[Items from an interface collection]
————————
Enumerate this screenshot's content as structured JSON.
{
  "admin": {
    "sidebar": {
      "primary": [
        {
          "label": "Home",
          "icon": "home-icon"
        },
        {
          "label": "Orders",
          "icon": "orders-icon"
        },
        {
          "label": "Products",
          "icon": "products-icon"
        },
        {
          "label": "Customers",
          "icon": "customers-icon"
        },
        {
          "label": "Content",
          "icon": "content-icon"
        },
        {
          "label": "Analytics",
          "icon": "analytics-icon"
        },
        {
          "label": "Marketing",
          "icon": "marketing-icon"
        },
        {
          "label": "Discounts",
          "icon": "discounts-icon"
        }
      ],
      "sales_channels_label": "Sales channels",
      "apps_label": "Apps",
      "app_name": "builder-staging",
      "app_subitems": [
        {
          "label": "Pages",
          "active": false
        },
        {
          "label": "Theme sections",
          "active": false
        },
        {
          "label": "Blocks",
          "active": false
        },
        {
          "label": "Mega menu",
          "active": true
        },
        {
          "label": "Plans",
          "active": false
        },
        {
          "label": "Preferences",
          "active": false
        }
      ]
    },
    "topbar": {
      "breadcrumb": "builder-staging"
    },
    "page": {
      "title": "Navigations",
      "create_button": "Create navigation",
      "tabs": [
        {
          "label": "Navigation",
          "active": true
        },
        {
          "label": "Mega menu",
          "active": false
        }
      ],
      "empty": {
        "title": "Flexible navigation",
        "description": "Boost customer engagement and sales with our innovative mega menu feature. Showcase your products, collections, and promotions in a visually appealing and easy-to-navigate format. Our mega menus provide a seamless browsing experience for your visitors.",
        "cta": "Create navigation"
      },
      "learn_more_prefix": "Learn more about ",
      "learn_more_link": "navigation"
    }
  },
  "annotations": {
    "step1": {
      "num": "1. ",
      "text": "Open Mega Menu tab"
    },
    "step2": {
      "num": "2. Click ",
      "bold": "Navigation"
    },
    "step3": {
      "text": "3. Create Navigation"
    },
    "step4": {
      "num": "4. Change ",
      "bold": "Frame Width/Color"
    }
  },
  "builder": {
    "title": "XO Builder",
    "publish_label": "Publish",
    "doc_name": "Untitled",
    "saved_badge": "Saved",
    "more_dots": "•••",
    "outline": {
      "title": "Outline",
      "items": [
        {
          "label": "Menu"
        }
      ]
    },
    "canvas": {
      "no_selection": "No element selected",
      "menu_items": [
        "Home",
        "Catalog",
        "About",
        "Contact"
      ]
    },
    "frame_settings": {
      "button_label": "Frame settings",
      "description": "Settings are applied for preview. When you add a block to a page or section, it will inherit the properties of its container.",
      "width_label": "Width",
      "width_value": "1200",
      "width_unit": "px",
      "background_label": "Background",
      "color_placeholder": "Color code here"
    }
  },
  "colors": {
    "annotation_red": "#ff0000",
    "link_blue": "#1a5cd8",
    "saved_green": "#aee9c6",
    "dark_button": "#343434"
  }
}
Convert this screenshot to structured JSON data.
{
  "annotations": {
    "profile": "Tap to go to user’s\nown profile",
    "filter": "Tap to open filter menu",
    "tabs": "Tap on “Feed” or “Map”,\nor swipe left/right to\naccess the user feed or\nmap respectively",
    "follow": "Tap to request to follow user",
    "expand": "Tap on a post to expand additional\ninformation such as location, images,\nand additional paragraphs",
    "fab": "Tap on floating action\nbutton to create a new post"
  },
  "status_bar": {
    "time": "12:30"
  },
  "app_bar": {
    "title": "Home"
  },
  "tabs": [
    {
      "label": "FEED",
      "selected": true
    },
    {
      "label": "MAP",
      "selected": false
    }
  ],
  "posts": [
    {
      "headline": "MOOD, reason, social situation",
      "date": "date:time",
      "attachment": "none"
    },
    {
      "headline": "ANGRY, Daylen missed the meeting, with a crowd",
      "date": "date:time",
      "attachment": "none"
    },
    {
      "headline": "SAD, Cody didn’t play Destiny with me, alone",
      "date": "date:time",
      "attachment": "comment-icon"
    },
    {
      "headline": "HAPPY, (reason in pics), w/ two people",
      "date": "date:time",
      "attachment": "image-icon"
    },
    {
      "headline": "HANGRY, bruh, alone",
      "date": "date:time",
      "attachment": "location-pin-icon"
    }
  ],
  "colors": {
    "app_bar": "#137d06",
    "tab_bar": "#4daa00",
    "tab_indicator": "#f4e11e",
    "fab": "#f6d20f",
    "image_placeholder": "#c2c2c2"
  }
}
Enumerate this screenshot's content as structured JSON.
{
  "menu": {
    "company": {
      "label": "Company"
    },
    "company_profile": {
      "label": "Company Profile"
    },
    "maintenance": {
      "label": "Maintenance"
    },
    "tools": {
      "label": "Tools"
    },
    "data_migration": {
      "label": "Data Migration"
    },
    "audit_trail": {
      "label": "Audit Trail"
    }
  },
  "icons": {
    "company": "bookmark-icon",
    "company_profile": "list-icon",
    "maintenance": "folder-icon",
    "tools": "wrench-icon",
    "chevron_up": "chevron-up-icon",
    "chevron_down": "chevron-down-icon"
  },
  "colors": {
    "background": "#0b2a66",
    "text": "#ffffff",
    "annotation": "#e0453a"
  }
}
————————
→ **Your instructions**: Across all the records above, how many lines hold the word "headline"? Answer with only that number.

→ **Result of this exercise**: 5